------ SUPPLIED DATA

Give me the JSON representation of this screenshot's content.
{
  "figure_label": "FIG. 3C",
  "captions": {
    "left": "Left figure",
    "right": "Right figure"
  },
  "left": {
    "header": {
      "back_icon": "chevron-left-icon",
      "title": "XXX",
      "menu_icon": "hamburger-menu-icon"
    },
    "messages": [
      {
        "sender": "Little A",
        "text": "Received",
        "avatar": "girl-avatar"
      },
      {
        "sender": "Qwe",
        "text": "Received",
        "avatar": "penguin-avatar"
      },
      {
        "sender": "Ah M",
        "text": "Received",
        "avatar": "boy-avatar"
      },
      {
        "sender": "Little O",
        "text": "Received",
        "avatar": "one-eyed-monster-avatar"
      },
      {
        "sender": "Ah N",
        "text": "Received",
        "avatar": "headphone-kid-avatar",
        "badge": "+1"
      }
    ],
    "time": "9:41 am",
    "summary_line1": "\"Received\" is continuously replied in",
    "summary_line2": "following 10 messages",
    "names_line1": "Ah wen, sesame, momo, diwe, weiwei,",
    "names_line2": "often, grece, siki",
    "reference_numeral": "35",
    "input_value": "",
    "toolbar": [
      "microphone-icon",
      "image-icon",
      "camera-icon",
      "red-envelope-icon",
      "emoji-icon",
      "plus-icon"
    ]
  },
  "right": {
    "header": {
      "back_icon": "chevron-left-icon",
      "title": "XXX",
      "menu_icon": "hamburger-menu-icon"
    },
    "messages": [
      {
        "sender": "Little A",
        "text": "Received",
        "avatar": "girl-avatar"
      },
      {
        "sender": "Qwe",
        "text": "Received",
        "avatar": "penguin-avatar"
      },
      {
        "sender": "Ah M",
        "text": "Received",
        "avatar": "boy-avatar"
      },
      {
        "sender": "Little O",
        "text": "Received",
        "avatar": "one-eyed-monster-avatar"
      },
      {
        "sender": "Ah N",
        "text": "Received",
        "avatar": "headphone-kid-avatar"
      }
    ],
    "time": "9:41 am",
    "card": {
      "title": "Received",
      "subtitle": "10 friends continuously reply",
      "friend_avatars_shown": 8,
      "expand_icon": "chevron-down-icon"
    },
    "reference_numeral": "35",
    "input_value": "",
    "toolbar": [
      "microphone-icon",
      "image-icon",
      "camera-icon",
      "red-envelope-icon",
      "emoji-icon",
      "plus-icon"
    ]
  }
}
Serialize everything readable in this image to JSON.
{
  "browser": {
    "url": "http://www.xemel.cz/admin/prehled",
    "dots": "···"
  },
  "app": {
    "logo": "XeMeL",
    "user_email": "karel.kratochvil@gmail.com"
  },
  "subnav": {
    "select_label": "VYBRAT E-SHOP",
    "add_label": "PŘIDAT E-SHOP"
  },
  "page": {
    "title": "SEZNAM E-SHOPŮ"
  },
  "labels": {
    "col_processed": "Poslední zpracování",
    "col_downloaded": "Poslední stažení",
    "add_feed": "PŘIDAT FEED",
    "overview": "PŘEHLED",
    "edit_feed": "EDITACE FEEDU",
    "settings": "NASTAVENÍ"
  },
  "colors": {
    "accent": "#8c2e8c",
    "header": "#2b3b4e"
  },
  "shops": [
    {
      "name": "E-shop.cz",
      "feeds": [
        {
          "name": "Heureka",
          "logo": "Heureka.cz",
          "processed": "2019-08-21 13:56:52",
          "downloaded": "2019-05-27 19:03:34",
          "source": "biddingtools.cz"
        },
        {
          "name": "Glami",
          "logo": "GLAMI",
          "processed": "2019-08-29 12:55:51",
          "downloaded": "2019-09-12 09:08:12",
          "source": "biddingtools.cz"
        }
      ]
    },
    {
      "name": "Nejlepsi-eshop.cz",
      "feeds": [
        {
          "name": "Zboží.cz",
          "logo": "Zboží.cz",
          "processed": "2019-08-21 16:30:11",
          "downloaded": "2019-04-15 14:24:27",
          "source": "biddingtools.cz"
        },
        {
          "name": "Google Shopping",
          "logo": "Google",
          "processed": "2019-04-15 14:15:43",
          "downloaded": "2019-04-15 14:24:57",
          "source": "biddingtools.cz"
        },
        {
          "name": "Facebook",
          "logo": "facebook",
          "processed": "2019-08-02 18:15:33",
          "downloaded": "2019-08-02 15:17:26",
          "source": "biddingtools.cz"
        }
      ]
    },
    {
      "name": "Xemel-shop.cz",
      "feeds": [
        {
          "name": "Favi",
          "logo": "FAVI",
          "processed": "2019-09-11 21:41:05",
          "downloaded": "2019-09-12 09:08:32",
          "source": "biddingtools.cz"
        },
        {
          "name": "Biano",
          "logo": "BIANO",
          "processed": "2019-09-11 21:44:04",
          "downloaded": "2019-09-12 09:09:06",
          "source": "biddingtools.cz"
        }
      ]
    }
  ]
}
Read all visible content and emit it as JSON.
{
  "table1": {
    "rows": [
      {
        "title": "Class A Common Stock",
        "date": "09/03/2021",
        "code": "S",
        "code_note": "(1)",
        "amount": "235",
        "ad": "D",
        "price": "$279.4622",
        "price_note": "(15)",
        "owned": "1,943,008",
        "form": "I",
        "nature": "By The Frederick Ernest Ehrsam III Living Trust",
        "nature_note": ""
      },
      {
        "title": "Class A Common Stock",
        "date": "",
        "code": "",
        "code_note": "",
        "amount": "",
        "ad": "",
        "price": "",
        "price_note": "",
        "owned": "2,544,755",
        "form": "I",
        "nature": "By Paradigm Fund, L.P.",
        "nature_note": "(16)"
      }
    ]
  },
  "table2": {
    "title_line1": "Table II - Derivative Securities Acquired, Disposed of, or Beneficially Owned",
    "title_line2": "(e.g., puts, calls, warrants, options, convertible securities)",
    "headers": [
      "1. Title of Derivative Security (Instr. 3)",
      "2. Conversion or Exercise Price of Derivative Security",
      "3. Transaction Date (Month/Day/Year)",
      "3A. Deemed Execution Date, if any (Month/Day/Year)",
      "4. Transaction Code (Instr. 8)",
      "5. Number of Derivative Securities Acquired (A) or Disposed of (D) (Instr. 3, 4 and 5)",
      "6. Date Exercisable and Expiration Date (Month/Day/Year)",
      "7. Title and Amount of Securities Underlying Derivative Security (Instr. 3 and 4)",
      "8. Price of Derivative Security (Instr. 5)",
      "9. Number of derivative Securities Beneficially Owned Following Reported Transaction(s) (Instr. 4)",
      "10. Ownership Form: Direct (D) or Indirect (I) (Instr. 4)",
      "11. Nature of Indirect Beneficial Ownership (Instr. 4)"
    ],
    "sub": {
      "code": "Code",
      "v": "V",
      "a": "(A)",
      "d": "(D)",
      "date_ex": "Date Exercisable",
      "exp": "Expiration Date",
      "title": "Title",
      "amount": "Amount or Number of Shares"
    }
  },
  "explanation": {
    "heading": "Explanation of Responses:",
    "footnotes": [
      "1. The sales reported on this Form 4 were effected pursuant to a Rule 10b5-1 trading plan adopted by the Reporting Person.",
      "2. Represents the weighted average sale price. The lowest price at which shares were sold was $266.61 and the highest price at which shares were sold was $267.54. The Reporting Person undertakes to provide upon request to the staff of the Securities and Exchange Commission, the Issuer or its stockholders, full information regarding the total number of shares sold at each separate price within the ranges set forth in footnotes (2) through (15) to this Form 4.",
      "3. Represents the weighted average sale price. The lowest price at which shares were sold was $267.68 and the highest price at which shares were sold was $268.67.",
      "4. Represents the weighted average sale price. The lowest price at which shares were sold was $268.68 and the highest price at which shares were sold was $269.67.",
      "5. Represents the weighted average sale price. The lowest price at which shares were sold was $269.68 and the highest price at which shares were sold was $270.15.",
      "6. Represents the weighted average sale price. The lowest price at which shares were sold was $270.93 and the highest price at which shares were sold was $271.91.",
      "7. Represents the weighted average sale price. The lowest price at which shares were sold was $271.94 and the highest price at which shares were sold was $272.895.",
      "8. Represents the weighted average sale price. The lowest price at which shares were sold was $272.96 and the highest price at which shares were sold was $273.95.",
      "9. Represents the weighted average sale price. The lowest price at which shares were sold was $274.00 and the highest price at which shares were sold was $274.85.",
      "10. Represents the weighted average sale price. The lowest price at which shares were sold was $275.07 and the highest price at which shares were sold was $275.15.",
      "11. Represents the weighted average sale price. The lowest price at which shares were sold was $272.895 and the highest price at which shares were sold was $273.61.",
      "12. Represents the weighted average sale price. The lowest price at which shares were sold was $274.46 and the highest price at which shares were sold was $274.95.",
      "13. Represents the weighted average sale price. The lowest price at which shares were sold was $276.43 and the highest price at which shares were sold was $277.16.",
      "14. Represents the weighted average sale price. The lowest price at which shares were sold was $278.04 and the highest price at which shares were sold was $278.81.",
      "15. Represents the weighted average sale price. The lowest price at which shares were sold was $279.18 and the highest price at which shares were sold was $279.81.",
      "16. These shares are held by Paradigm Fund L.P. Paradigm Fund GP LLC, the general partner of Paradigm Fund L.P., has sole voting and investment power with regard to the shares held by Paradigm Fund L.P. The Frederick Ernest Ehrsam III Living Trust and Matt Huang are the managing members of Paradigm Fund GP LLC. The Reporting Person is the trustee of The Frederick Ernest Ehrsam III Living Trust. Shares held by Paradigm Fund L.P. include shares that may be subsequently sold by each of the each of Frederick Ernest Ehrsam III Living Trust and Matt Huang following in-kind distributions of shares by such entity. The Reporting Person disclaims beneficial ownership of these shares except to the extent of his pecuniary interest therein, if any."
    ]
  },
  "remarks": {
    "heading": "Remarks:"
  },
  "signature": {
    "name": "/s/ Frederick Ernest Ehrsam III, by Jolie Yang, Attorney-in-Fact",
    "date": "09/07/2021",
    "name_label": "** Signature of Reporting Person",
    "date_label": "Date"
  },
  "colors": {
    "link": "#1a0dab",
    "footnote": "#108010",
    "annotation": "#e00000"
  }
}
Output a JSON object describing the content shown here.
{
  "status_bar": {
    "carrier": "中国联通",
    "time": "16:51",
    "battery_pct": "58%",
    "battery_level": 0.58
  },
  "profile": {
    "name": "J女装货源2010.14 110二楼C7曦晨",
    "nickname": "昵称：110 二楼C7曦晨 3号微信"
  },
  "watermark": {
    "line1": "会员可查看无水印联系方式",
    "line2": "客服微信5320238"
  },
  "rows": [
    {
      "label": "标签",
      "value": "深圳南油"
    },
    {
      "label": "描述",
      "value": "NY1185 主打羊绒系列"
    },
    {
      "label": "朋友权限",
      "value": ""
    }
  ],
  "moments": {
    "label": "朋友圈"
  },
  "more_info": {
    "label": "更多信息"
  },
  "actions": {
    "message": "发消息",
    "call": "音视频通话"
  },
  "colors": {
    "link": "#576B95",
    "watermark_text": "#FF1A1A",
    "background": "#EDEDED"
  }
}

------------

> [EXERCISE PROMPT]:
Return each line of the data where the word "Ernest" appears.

> [RESULT OF THIS TASK]:
        "nature": "By The Frederick Ernest Ehrsam III Living Trust",
      "16. These shares are held by Paradigm Fund L.P. Paradigm Fund GP LLC, the general partner of Paradigm Fund L.P., has sole voting and investment power with regard to the shares held by Paradigm Fund L.P. The Frederick Ernest Ehrsam III Living Trust and Matt Huang are the managing members of Paradigm Fund GP LLC. The Reporting Person is the trustee of The Frederick Ernest Ehrsam III Living Trust. Shares held by Paradigm Fund L.P. include shares that may be subsequently sold by each of the each of Frederick Ernest Ehrsam III Living Trust and Matt Huang following in-kind distributions of shares by such entity. The Reporting Person disclaims beneficial ownership of these shares except to the extent of his pecuniary interest therein, if any."
    "name": "/s/ Frederick Ernest Ehrsam III, by Jolie Yang, Attorney-in-Fact",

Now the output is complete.